Long believed to be one of the first-ever birds, a new Archaeopteryx species has provided additional evidence that feathers evolved long before creatures gained the ability to fly, according to research published online Wednesday in the journal Nature.
Over the course of millions of years, some dinosaurs evolved into the modern birds we see today – and that transition included the shift to a single-ovary reproductive system, according to a new report in the National Science Review journal.
The claws of Tyrannosaurus rex and Velociraptor are probably best known for ripping through the flesh of hapless prey, but a new study has found that this family of dinosaurs, known as Theropods, probably used its claws for a variety of purposes.
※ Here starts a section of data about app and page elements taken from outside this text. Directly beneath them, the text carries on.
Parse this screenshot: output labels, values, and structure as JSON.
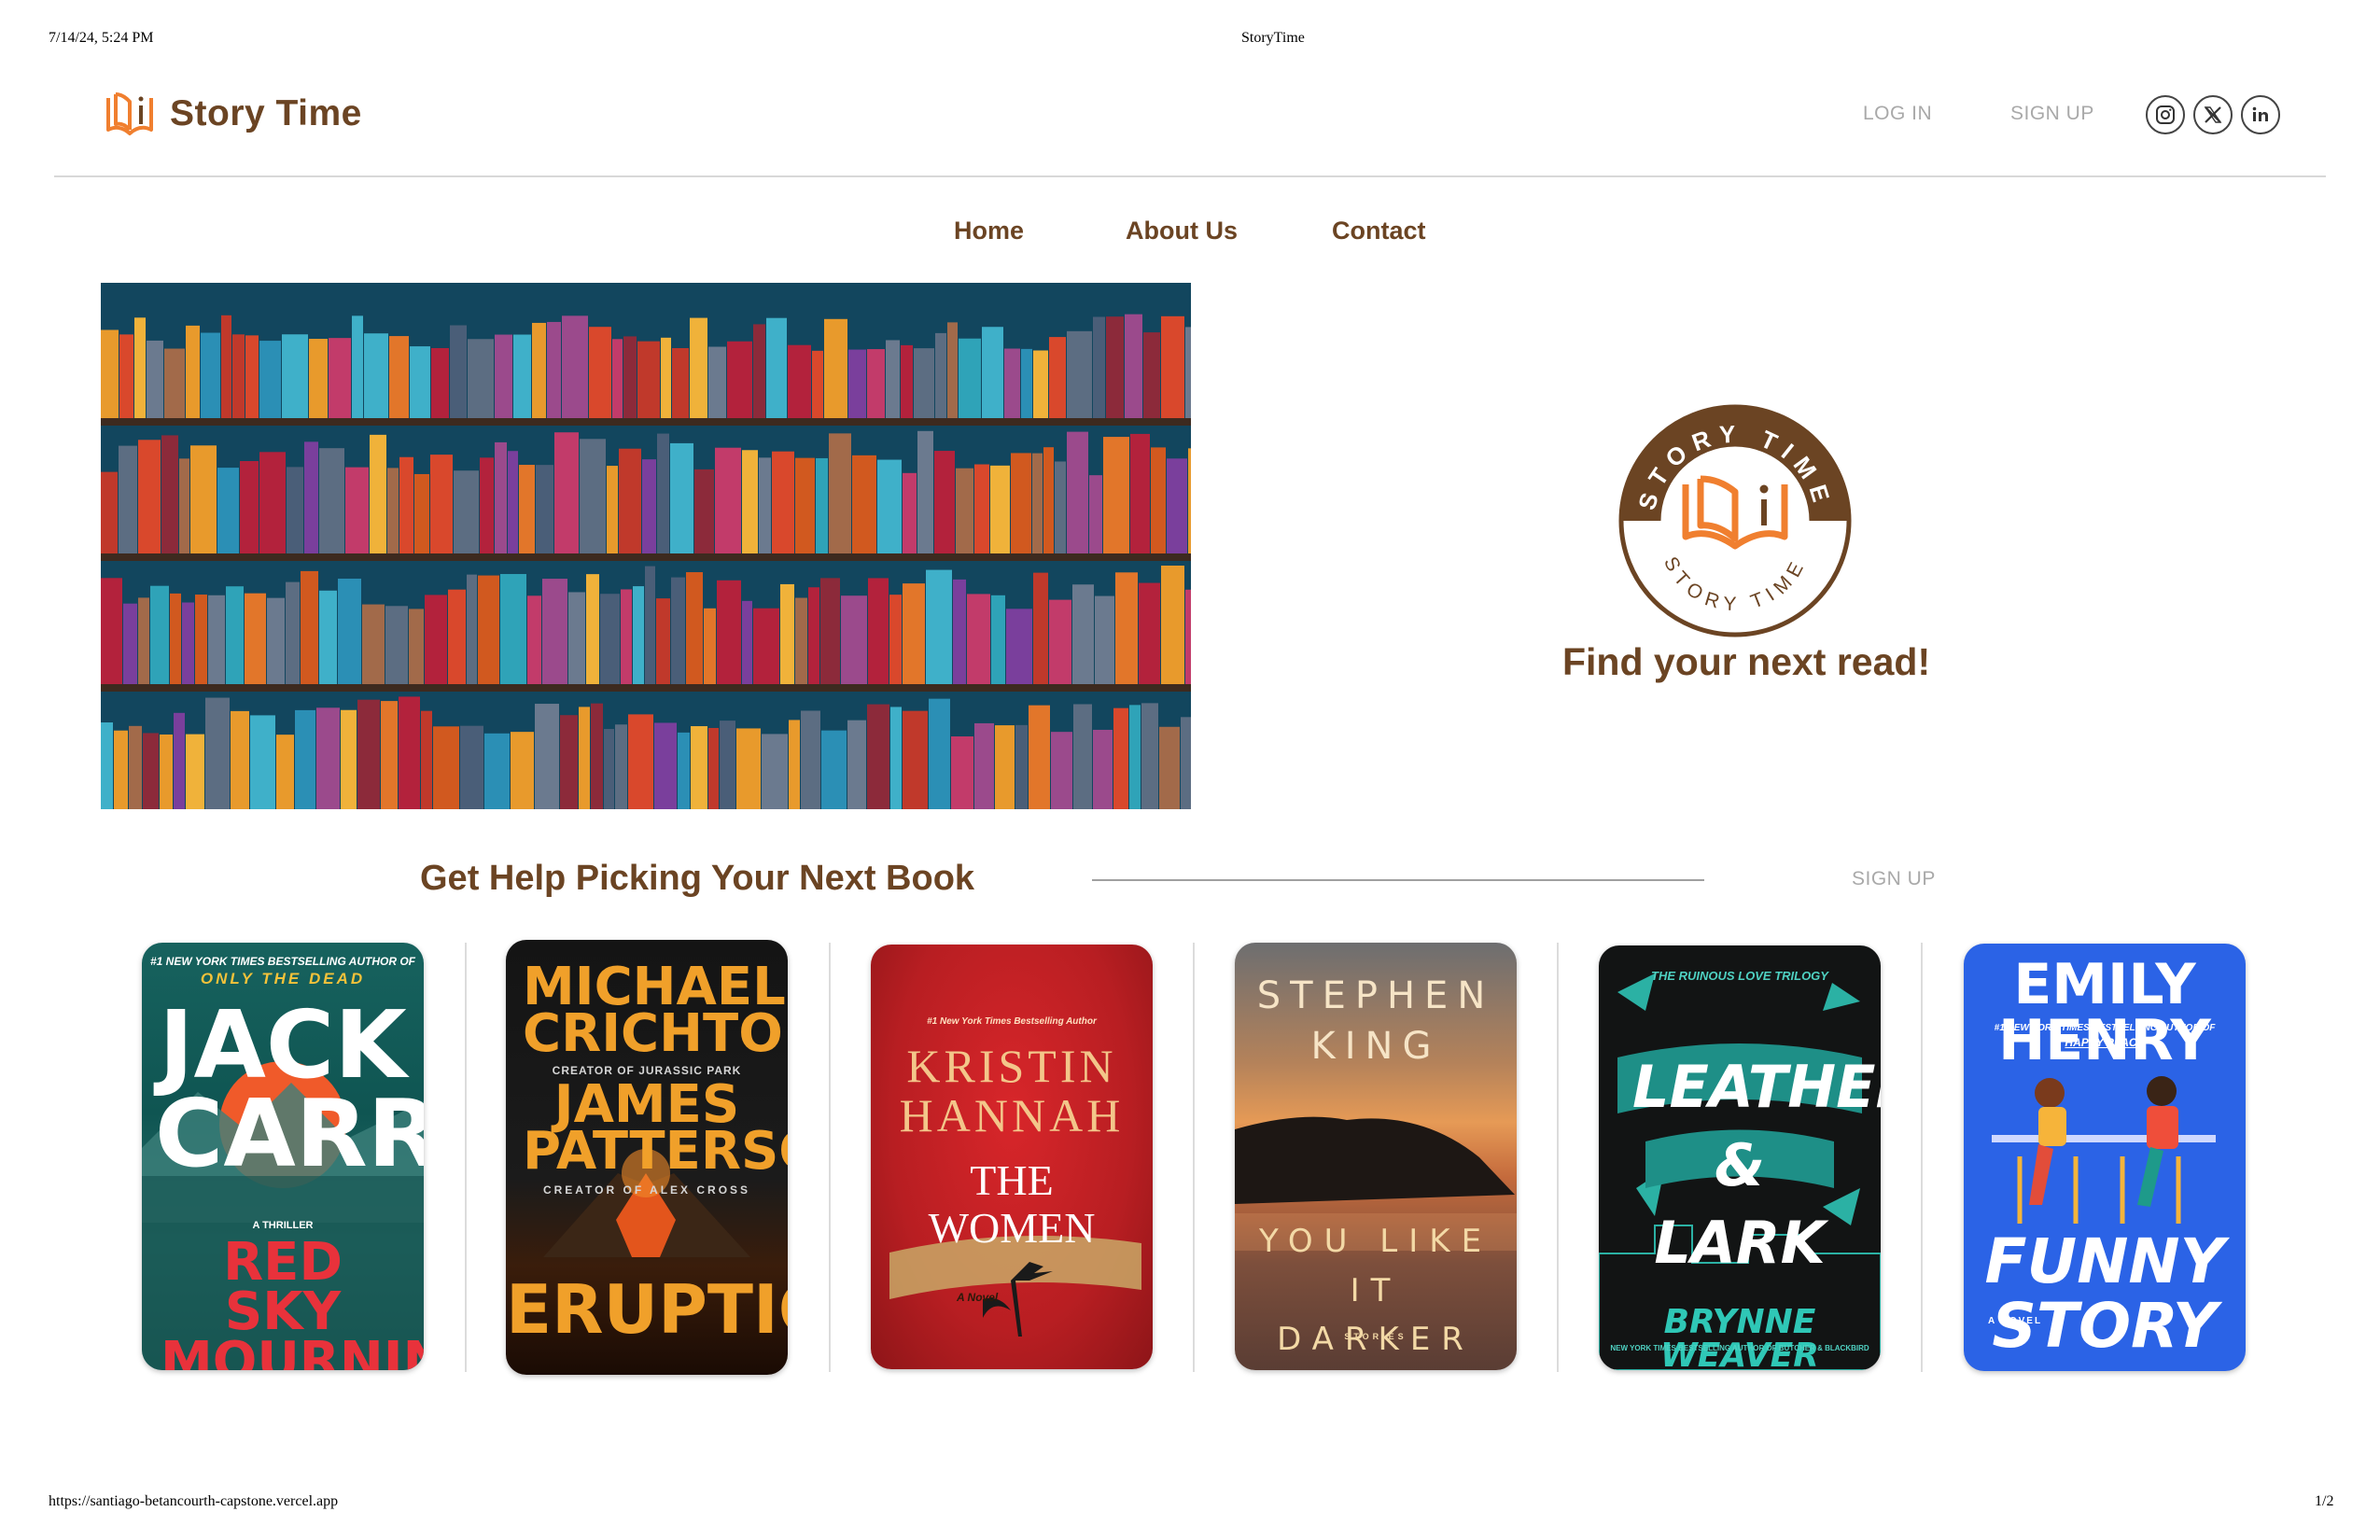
{
  "print_header": {
    "date": "7/14/24, 5:24 PM",
    "title": "StoryTime"
  },
  "print_footer": {
    "url": "https://santiago-betancourth-capstone.vercel.app",
    "page": "1/2"
  },
  "brand": {
    "name": "Story Time",
    "icon": "open-book-icon",
    "accent": "#f07f2f",
    "brown": "#6b4423"
  },
  "header": {
    "login": "LOG IN",
    "signup": "SIGN UP",
    "social": [
      "instagram-icon",
      "x-icon",
      "linkedin-icon"
    ]
  },
  "nav": {
    "items": [
      "Home",
      "About Us",
      "Contact"
    ]
  },
  "hero": {
    "badge_top": "STORY TIME",
    "badge_bottom": "STORY TIME",
    "tagline": "Find your next read!"
  },
  "section": {
    "title": "Get Help Picking Your Next Book",
    "signup": "SIGN UP"
  },
  "books": [
    {
      "cover_top": "#1 NEW YORK TIMES BESTSELLING AUTHOR OF",
      "cover_sub": "ONLY THE DEAD",
      "author": "JACK CARR",
      "genre": "A THRILLER",
      "title": "RED SKY MOURNING"
    },
    {
      "author_1": "MICHAEL CRICHTON",
      "credit_1": "CREATOR OF JURASSIC PARK",
      "author_2": "JAMES PATTERSON",
      "credit_2": "CREATOR OF ALEX CROSS",
      "title": "ERUPTION"
    },
    {
      "cover_top": "#1 New York Times Bestselling Author",
      "author": "KRISTIN HANNAH",
      "title": "THE WOMEN",
      "genre": "A Novel"
    },
    {
      "author": "STEPHEN KING",
      "title": "YOU LIKE IT DARKER",
      "genre": "STORIES"
    },
    {
      "cover_top": "THE RUINOUS LOVE TRILOGY",
      "title": "LEATHER & LARK",
      "author": "BRYNNE WEAVER",
      "cover_bottom": "NEW YORK TIMES BESTSELLING AUTHOR OF BUTCHER & BLACKBIRD"
    },
    {
      "author": "EMILY HENRY",
      "cover_top": "#1 NEW YORK TIMES BESTSELLING AUTHOR OF",
      "cover_sub": "HAPPY PLACE",
      "genre": "A NOVEL",
      "title": "FUNNY STORY"
    }
  ]
}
It has been proposed by paleontologists who study fossilized feathers that the shapes of certain microscopic structures found inside the feathers might tell us the color of the ancient birds. If these structures are melanosomes, that could be true.
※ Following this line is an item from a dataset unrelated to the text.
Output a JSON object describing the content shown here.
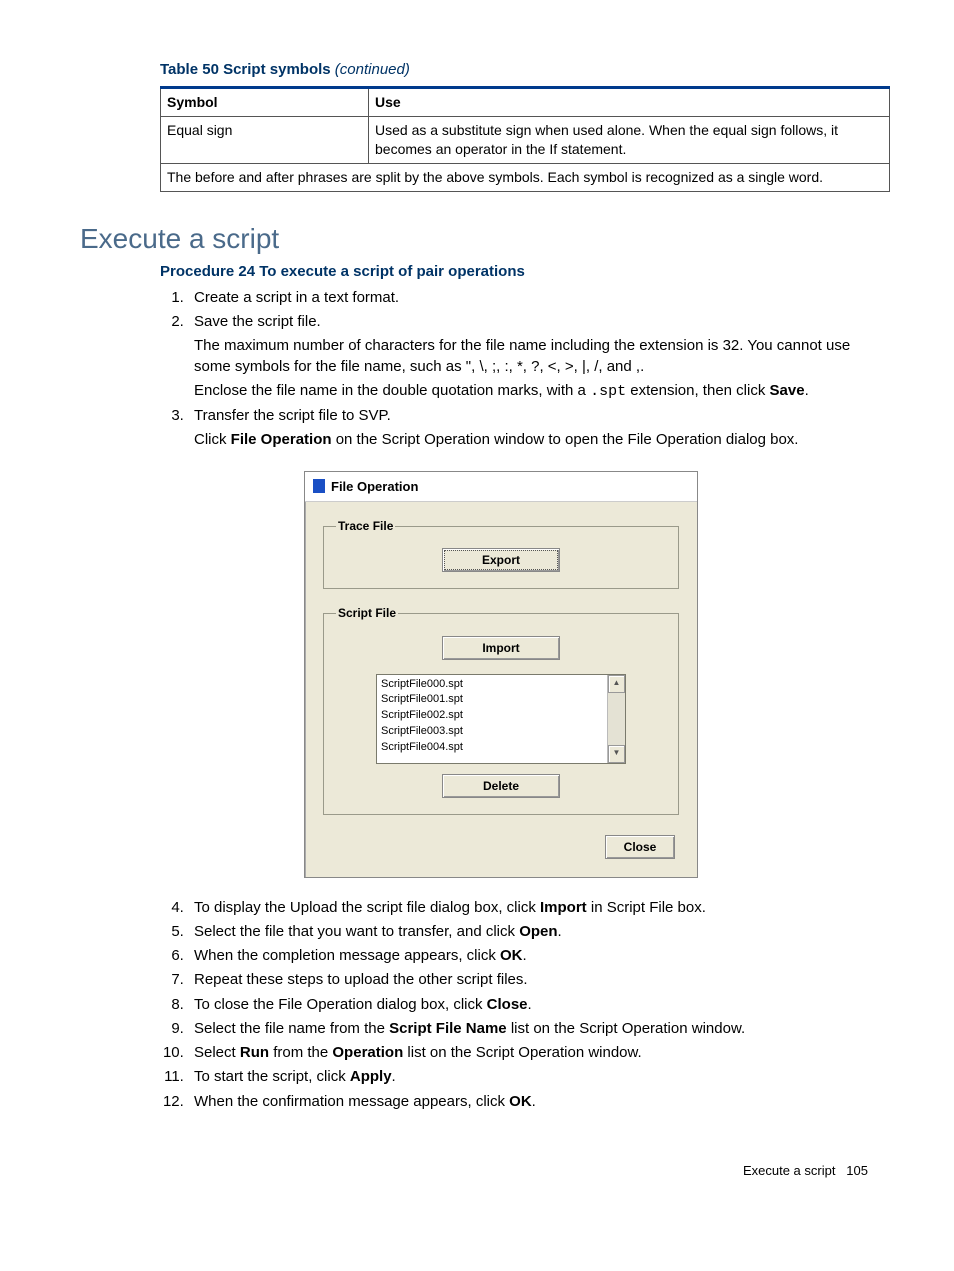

The key characteristics of birds which allow them to fly – their wings and their small size – arose much earlier than previously thought.
Scientists are certain that sometime around 150 million years ago birds originated from a group of small, meat-eating theropod dinosaurs called maniraptorans. According to recent studies conducted around the world, the maniraptorans were very bird-like, with feathers, hollow bones, small body sizes and high metabolic rates.
For most animals, scent is the instant messenger of choice for quickly exchanging personal profiles. Scientists, however, have long dismissed birds as odor-eschewing Luddites that don’t take advantage of scent-based communications.
Swallows with artificially darkened breast feathers show decreased levels of oxidative damage to DNA, proteins and fats
The ‘dino-bird’ Archaeopteryx has long fascinated paleontologists and a new study in the Journal of Analytical Atomic Spectrometry suggests that the animal had bright plumage and wasn’t all-black as previously thought.
The rosy feather star (Antedon bifida) is a species of crinoid that can be found in northwestern waters of Europe. Its range extends from Portugal in the south to the Shetland Islands and includes Venezuela, West Africa, Algeria, and Tunisia. This species resides at an average depth of 650 feet, although it can occasionally be found in deeper waters. The rosy feather star has a disc shaped body that is concave and holds ten arms that resemble a fern. These arms can grow to be ten inches...
The Rosy feather star is a species of starfish in the Antedonidae family. It is found in North West Europe along the coast. The specific area of the coast is between the Shetland Islands south to Portugal. There have been sightings in Algeria, Tunisia, West Africa and Venezuela. The Western and Eastern coasts of the British Isles has a climate that promotes the growth of the Antedon bifida. It grows between the low tide mark and 650 feet deeper. Clinging to rocks, seaweed and mollusks, it...
The Giant Feather Duster Worm (Eudistylia polymorpha) is a species of marine polychaete worm of the Sabellidae family. Its range extends along the western coast of North America, from Alaska to California. It is most commonly found in the intertidal zone in tide pools and in the neritic (coastal) zone at depths up to 1,375 feet. It is often found in groups along rocks, reefs, pilings, wharves and marinas. Its common name comes from the crown of tentacles extended when the animal is under...
Caudipteryx, meaning "tail feather", is a genus of small theropod dinosaur that lived during the Aptian Age of the Early Cretaceous Period (124 million years ago). There are two species known, C. zoui (described 1998) and C. dongi. (described 2000). It was first discovered in 1997 in the Yixian Formation of the Sihetun area of Liaoning Province, northeastern China. The genus appears to have been fairly common, though isolated to the small region where it has been found. This region was also...
The Red-shouldered Macaw (Diopsittaca nobilis), also known as the Noble Macaw, Long-wing Macaw, and Hahn's Macaw, is a species of parrot native to Venezuela, the Guianas, Bolivia, Brazil, and far south-eastern Peru. It is found mostly in tropical lowlands, savannah and swamplands. This is not considered an endangered species, although populations in the wild have declined due to habitat loss. Though not considered endangered, it is illegal to export wild caught birds of this species. The...
- An uxorious, effeminate, or spiritless man.
- A timorous, cowardly fellow.